 In this very intense scene, fatty snuffs himself after mouthing painfully nostalgic monologues that had been taught to him during the course of the training. The whole incident which takes place in an eerie room in the presence of fatty’s partner leaves us emotionally bruised. The second half of the movie is seemingly irrelevant to the first half but the legacy established in the first half is painstakingly injected into the second half. The mere impossibility of emotional unresponsiveness is subtly proved with logical backup in the form of circuitously woven scenes.

A war movie usually contains an overdose of blood spurting action, with scant emphasis on sentiments. This one has its share of hard-core action too, but this can safely be called a universal war film because it’s more about the emotional aspect of war than the war itself. The director gets into the heads of the characters and decodes it for us. It is mainly about the convoluted thought processes of the characters involved, the desire to survive and see the light of day. The screenplay is convoluted in an expressive sense and the film concludes with a sniper battle and a string of horrifying scenes.

A clockwork orange was a very controversial film at the time of its release in 1971. It was too raw and vulgar for the audiences. It is one of the only two movies which have been nominated for the academy awards in spite of an X rating. Public screening was banned and it was re-released in 2001 after Stanley’s death. Stanley’s raw treatment never came as a surprise to me but the colour tones he had chosen did take me by surprise. Very weird choice of backgrounds, the toning of the house for instance. The dialogues and the terminology used also stumped me. The choice of words of the protagonist and his gang of friends looked ironically childish; diametrically opposite to their actions.It could have been a deliberate act. Nevertheless, it seems to have paid off brilliantly; the dialogues makes you question the notions you've established about the characters as the movie progresses. You keep wondering if your assumptions about the characters are true. The characters are laconic; but they sure do make you think every time they have something to say.

The most lingering aspect of the movie is the music. The BGM can actually be totally credited to Ludwig Van Beethoven. Ludwig’s classics have been extensively used, in ways completely unthought-of. An overkill of graphic violence and nudity seems to have been employed consciously to arouse the desired influence.

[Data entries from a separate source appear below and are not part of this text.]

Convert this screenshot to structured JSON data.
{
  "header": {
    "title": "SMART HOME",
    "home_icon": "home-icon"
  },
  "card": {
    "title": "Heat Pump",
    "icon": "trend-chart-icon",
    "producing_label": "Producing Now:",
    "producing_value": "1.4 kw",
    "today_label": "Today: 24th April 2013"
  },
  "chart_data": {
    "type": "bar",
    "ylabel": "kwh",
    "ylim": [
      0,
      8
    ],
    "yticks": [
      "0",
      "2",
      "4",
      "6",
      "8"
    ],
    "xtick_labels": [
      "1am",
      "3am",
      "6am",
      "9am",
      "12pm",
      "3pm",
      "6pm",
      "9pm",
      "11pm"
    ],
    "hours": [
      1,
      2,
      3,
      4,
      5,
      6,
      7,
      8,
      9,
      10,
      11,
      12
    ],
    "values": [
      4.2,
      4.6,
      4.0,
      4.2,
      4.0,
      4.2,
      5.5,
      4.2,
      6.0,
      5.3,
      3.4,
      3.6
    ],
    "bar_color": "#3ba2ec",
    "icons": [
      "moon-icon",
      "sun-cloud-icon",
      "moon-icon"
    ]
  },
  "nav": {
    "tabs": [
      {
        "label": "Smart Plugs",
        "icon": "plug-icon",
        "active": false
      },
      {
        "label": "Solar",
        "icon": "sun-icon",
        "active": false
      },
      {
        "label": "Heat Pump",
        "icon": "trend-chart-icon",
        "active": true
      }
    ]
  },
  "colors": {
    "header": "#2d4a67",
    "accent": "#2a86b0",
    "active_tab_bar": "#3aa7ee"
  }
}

The rape scenes in the movie are shamelessly blatant. No effort is made to conceal the brutality involved, the director expects us to feel and comprehend to the pain of witnessing a horrifying act like rape, without any compromise. There is not an iota of sensuality in the depiction. It’s as horrible, excruciating and intolerable as it gets.

The success of the director lies in the fact that even after the protagonist commits so many unacceptable crimes, the next few scenes are painted in such a way that we end up feeling sad for the convict. After witnessing a slew of terrifying crimes being performed, who would have thought that the audience would end up empathizing with the guilty? The acting style is also surprisingly different. The way the characters converse is conspicuously different, not a wee bit artificial though. The lawyer’s behaviour and Alex’s antics are proper paradigms in support of the preceding statements.

I thoroughly enjoyed watching these two movies for their independent souls, their distinct identities. It’s impossible to classify these films into one single genre as they deal with a variety of issues. I miss Kubrick dearly. I miss his unique ability and resolute audacity to mould characters on his own terms, and his intent to be different and a cut above the rest in the process.


  1. Stanley Kubrick - The man who made the "most original, provocative, and visionary" motion pictures. A very nice post about Him. Wish some living director created movies like he did. Uncompromised art, with a lot of impact.Exceptional!An experience of having watched two masterpieces which fell nothing short of tour de force!

  2. Try this movie called Artificial Intelligence. It's a sci-fi movie by Spielberg but made on the works of Kubrick and almost completely copying his style.